* _Extracted entries_:
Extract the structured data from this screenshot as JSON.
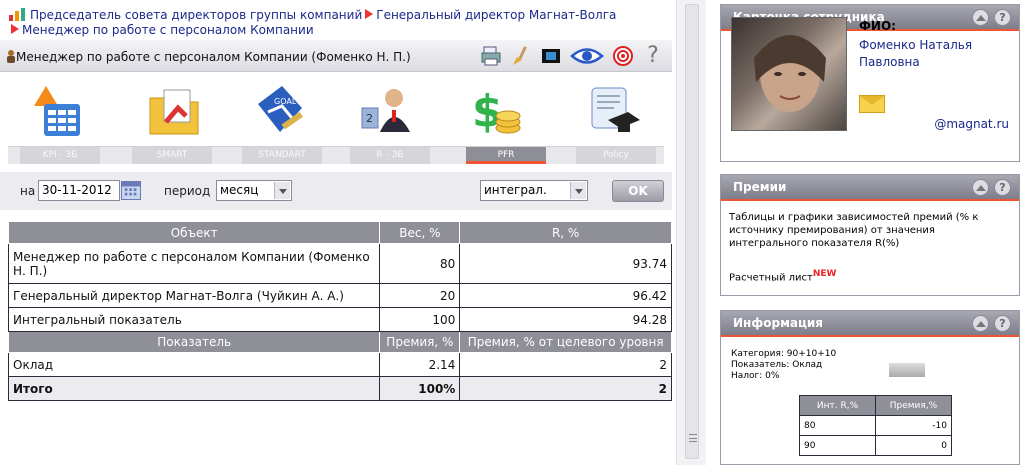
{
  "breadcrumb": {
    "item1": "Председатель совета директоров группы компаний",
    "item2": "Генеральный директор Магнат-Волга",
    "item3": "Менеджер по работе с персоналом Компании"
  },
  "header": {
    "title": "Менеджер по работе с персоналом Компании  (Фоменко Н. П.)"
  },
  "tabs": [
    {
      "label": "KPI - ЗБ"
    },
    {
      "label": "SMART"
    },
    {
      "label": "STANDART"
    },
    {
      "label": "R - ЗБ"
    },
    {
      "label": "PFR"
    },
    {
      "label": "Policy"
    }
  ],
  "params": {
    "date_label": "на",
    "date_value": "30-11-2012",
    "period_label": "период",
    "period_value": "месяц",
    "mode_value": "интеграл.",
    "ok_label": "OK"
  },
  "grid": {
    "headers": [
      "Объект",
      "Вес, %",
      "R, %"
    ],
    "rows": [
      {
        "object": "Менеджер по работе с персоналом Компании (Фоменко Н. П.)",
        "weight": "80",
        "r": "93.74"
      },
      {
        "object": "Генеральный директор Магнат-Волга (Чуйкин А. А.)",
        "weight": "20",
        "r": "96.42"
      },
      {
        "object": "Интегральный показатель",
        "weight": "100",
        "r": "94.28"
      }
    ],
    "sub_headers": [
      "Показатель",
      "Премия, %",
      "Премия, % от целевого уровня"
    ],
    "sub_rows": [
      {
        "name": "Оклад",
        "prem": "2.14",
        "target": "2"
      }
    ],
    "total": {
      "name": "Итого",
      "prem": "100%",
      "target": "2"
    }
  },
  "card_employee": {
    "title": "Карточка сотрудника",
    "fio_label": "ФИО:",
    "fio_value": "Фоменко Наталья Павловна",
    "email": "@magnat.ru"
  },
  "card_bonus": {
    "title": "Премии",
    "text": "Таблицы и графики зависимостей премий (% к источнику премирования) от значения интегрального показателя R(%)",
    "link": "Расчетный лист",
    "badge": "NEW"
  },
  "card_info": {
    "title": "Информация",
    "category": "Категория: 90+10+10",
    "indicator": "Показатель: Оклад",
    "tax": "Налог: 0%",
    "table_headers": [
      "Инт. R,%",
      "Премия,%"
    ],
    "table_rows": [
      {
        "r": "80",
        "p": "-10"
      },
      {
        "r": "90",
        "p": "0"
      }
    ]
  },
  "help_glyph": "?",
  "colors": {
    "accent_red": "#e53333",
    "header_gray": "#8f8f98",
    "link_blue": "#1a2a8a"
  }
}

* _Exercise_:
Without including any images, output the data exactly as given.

* _Task answer_:
Extract the structured data from this screenshot as JSON.
{
  "breadcrumb": {
    "item1": "Председатель совета директоров группы компаний",
    "item2": "Генеральный директор Магнат-Волга",
    "item3": "Менеджер по работе с персоналом Компании"
  },
  "header": {
    "title": "Менеджер по работе с персоналом Компании  (Фоменко Н. П.)"
  },
  "tabs": [
    {
      "label": "KPI - ЗБ"
    },
    {
      "label": "SMART"
    },
    {
      "label": "STANDART"
    },
    {
      "label": "R - ЗБ"
    },
    {
      "label": "PFR"
    },
    {
      "label": "Policy"
    }
  ],
  "params": {
    "date_label": "на",
    "date_value": "30-11-2012",
    "period_label": "период",
    "period_value": "месяц",
    "mode_value": "интеграл.",
    "ok_label": "OK"
  },
  "grid": {
    "headers": [
      "Объект",
      "Вес, %",
      "R, %"
    ],
    "rows": [
      {
        "object": "Менеджер по работе с персоналом Компании (Фоменко Н. П.)",
        "weight": "80",
        "r": "93.74"
      },
      {
        "object": "Генеральный директор Магнат-Волга (Чуйкин А. А.)",
        "weight": "20",
        "r": "96.42"
      },
      {
        "object": "Интегральный показатель",
        "weight": "100",
        "r": "94.28"
      }
    ],
    "sub_headers": [
      "Показатель",
      "Премия, %",
      "Премия, % от целевого уровня"
    ],
    "sub_rows": [
      {
        "name": "Оклад",
        "prem": "2.14",
        "target": "2"
      }
    ],
    "total": {
      "name": "Итого",
      "prem": "100%",
      "target": "2"
    }
  },
  "card_employee": {
    "title": "Карточка сотрудника",
    "fio_label": "ФИО:",
    "fio_value": "Фоменко Наталья Павловна",
    "email": "@magnat.ru"
  },
  "card_bonus": {
    "title": "Премии",
    "text": "Таблицы и графики зависимостей премий (% к источнику премирования) от значения интегрального показателя R(%)",
    "link": "Расчетный лист",
    "badge": "NEW"
  },
  "card_info": {
    "title": "Информация",
    "category": "Категория: 90+10+10",
    "indicator": "Показатель: Оклад",
    "tax": "Налог: 0%",
    "table_headers": [
      "Инт. R,%",
      "Премия,%"
    ],
    "table_rows": [
      {
        "r": "80",
        "p": "-10"
      },
      {
        "r": "90",
        "p": "0"
      }
    ]
  },
  "help_glyph": "?",
  "colors": {
    "accent_red": "#e53333",
    "header_gray": "#8f8f98",
    "link_blue": "#1a2a8a"
  }
}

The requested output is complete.